Here are some puzzle related digital items that sounded interesting to me:

Ready Player One by Ernest Cline – In this story a virtual reality world is a vast online utopia where people plug into an “oasis” instead of the grim , poverty stricken reality of the outside world. This story is full of action, puzzles, nerdy romance and the nostalgia of the 1980’s. In this high energy cyberquest, geeks everywhere will feel like they were separated at birth from the author. 

Young Adults who are fans of John Green (Fault in Our Stars) will enjoy the ebook by Arvin Ahmedi called Down and Across. In this  coming of age story a college bound senior, Scott Ferdowsi, sneaks off to D.C. and meets a college girl, Fiora Buchanan, whose ambition is to write crossword puzzles. The main character, Scott, gets himself into all sorts of mayhem like sneaking into bars and picking up girls at the national zoo all while trying to figure out who he is and what he wants to be.

A streaming video I found in the library collection on Kanopy is a 1992 Italian mystery/thriller called Body Puzzle. This film has been described as a fun 90’s giallo. The leading lady, Joanna Paula is a heroine in peril because some sick killer keeps breaking into the house and leaving severed body parts laying around. Needless to say, this title is Not Rated and definitely a slasher film. 

Something more science related is a streaming film called Mastering Rubik’s Cube, which is on Kanopy as well. Are you interested in an easy to learn eight step method for solving this mind bending puzzle? Follow along step by step and you will be solving a Rubik’s Cube in less than three minutes.
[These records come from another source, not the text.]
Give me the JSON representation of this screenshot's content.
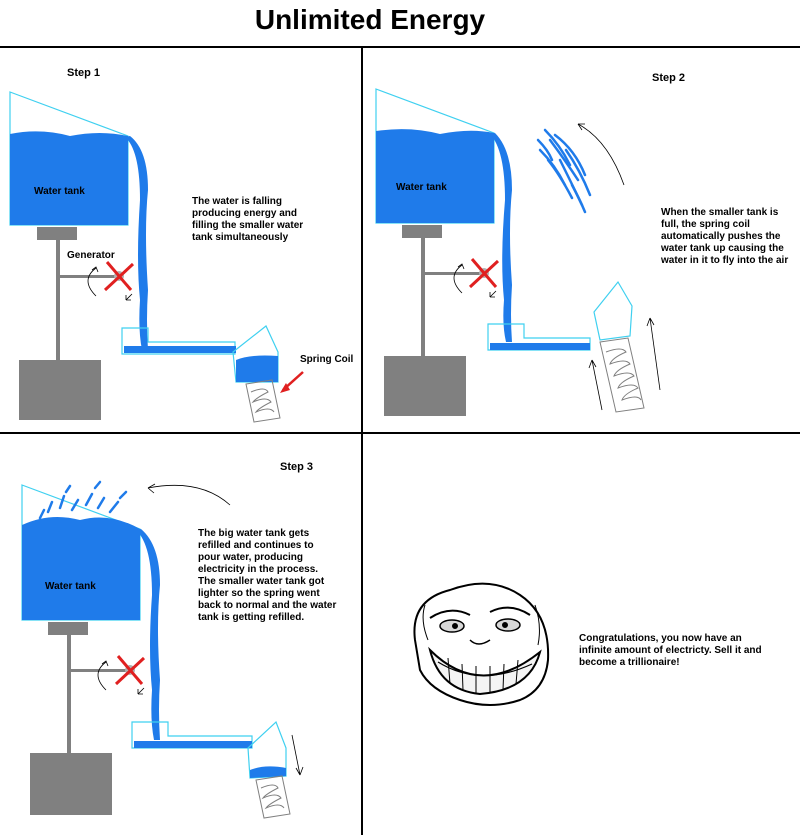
{
  "title": "Unlimited Energy",
  "colors": {
    "water": "#1f7bea",
    "tank_outline": "#3fd0f0",
    "gray": "#808080",
    "arrow_red": "#e02020"
  },
  "panels": {
    "step1": {
      "label": "Step 1",
      "tank_label": "Water tank",
      "generator_label": "Generator",
      "spring_label": "Spring Coil",
      "caption": "The water is falling producing energy and filling the smaller water tank simultaneously"
    },
    "step2": {
      "label": "Step 2",
      "tank_label": "Water tank",
      "caption": "When the smaller tank is full, the spring coil automatically pushes the water tank up causing the water in it to fly into the air"
    },
    "step3": {
      "label": "Step 3",
      "tank_label": "Water tank",
      "caption": "The big water tank gets refilled and continues to pour water, producing electricity in the process. The smaller water tank got lighter so the spring went back to normal and the water tank is getting refilled."
    },
    "final": {
      "face_icon": "troll-face-icon",
      "caption": "Congratulations, you now have an infinite amount of electricty. Sell it and become a trillionaire!"
    }
  }
}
A third interesting streaming title on Kanopy is a documentary on artist Rene Magritte.  He makes witty and provoking images that merge his childhood, memories and everyday objects from his Brussel’s apartment into a fantastic, unique puzzle of art.

Some streaming music that came up in my puzzle search that is available from the library is Beggars Banquet by the famous English rock band the Rolling Stones. This streaming album on Hoopla has the song “Jigsaw Puzzle.”

Also the American rock band Saint Motel has a streaming album called Voyeur. I listened to their song “Puzzle Pieces” with its upbeat piano and happy tempo.

Since the “Stay Home, Stay Healthy” order I’ve completed a couple of jigsaw puzzles, but miss the team effort of my fellow staff members. Oh well, that will come back in time…but now I’m off to order a puzzle of Rene Magritte’s art!